- Having reviewed the Court of Appeal judgments in Richardson V Howie  EWCA Civ 1127 PIQR Q3, Vento v Chief Constable of West Yorkshire  EWCA Civ 1871 IRLR and Hugh Martins V Mohammed Choudhary  EWCA EWCA Civ 1379, Johnson J was satisfied that the existing authorities did not create an inflexible rule that there should be a single award of damages for all non-pecuniary losses. He was of the view that the appropriate way to structure an award of damages will depend on the particular circumstances of each claim while ensuring that claimants are fully compensated, avoiding double recovery and also explaining clearly how the award of damages is calculated. Where there was just a straightforward assault with minor injuries suffered he could see that the making of a single award could be appropriate. In circumstances where the only loss experienced by the claimant was injury to feeling he was also satisfied that it may be appropriate to make a single award of damages. However, in these claims he was of the view that damages for the abuse itself and damages for any psychiatric injury that flowed from that abuse are more appropriately assessed as two separate awards of damages as they represent two different forms of loss. It was his view that if one was to try and assess the damages in these claims on the basis of the brackets set by the Judicial College for psychiatric injury there was a risk of failing to sufficiently compensate the immediate psychological impact of the abuse even if the awards made were at the top of the relevant bracket provided for in the Judicial Guidelines.
- On the basis of this analysis Johnson J concluded that in these claims he would make two separate awards for damages:-
- One for the abuse itself, including the immediate consequences(general damages for abuse) and
- One for the longer-term psychiatric disorder caused by the abuse (general damages for pain suffering and loss of amenity/PSLA).
He accepted that this meant that the total award for damages was likely to be substantially higher than the top applicable bracket set out by the Judicial College and that as there was a risk of double recovery by overlap if two awards were made, then he as the judge must take care to avoid that. He was of the view that it would not be difficult to separate out the two heads of loss, as the general damages for PSLA referred to at (ii) above compensated for the psychiatric disorders and associated long term psychological sequelae that were discussed by the medical experts and could be drawn out from the factual evidence of how the claimants have lived their lives over the last 30 years whereas the general damages for the abuse referred to at (i) above compensated for the injury to feelings experienced by each claimant at the time of the each individual act of abuse.
- Johnson J did not consider it necessary to make a separate award for aggravated damages in these claims as he agreed with the Court of Appeal in Martins that the award of damages to be made to the claimant for the general damages for abuse would take account of the degrading physical violation of the claimants and breach of their personal autonomy and the associated feelings relating to the same which were caused by the breach of the trusted relationship between Bennell and the claimants and the claimants’ vulnerability which Bennell had exploited for his own gratification.

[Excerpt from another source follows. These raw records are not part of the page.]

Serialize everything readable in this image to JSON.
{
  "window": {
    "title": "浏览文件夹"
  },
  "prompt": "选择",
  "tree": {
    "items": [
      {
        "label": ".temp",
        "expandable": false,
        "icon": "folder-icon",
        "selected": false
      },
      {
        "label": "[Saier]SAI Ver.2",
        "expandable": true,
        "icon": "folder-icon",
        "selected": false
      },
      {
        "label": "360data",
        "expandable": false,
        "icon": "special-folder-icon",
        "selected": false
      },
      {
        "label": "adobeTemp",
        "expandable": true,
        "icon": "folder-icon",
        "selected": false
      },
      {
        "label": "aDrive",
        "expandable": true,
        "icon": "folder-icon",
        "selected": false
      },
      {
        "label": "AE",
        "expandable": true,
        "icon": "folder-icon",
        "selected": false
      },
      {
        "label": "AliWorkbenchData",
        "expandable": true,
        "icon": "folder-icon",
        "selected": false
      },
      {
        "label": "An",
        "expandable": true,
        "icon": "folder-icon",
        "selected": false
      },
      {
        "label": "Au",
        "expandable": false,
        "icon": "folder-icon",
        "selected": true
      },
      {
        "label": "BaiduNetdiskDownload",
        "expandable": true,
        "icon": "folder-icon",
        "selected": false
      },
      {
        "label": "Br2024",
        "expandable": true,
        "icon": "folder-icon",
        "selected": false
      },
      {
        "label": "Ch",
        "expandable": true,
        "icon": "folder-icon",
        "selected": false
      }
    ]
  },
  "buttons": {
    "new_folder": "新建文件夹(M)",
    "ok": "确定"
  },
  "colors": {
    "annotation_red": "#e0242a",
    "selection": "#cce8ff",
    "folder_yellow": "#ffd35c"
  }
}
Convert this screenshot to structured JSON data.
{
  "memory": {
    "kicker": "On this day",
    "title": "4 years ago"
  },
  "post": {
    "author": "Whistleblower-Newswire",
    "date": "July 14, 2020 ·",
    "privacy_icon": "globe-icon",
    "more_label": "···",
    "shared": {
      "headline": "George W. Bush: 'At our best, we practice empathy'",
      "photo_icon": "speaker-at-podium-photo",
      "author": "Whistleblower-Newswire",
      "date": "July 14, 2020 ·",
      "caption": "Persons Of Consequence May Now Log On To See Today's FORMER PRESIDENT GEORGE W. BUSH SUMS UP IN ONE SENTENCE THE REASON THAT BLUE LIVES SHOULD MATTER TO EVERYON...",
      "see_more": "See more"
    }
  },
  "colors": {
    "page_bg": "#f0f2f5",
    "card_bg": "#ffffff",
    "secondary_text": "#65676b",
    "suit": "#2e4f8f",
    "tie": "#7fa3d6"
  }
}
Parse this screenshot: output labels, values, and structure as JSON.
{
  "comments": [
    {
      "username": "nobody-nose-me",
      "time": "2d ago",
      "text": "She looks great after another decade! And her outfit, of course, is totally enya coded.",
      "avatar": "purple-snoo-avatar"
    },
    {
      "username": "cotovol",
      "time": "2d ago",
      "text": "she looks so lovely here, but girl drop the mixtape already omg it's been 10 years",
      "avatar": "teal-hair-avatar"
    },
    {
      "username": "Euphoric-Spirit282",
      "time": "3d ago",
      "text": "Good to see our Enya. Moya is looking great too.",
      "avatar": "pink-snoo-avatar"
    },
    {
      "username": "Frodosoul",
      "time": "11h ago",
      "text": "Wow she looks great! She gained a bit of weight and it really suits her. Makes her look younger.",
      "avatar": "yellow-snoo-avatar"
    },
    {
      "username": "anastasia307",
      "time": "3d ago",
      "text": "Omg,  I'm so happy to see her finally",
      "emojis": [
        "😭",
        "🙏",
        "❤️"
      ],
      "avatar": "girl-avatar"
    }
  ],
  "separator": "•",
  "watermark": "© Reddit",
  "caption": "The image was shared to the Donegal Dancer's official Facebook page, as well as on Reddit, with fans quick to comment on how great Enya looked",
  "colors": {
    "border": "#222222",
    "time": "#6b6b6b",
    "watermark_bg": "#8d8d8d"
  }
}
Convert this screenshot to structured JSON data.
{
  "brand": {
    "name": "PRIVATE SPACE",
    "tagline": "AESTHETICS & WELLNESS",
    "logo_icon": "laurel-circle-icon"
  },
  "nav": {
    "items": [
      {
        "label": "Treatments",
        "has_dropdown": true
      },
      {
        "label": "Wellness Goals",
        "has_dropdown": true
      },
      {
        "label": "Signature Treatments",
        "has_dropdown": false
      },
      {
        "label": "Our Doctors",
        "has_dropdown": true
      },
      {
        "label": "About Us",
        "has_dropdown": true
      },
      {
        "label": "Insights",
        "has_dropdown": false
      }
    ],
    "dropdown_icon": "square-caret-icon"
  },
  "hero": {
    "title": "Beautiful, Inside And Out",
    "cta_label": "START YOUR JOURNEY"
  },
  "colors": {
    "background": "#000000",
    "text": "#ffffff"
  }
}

- In keeping with the comments made by Irwin J in AB v Nugent Care Society  EWHC 1005 (QB) that“ the shame and distress and the psychological effects are cumulative, not separate” Johnson J agreed that the correct approach was to make a single award to cover all the incidents of abuse.
Solicitors for the claimants in TVZ have stated they intend to appeal the judgment.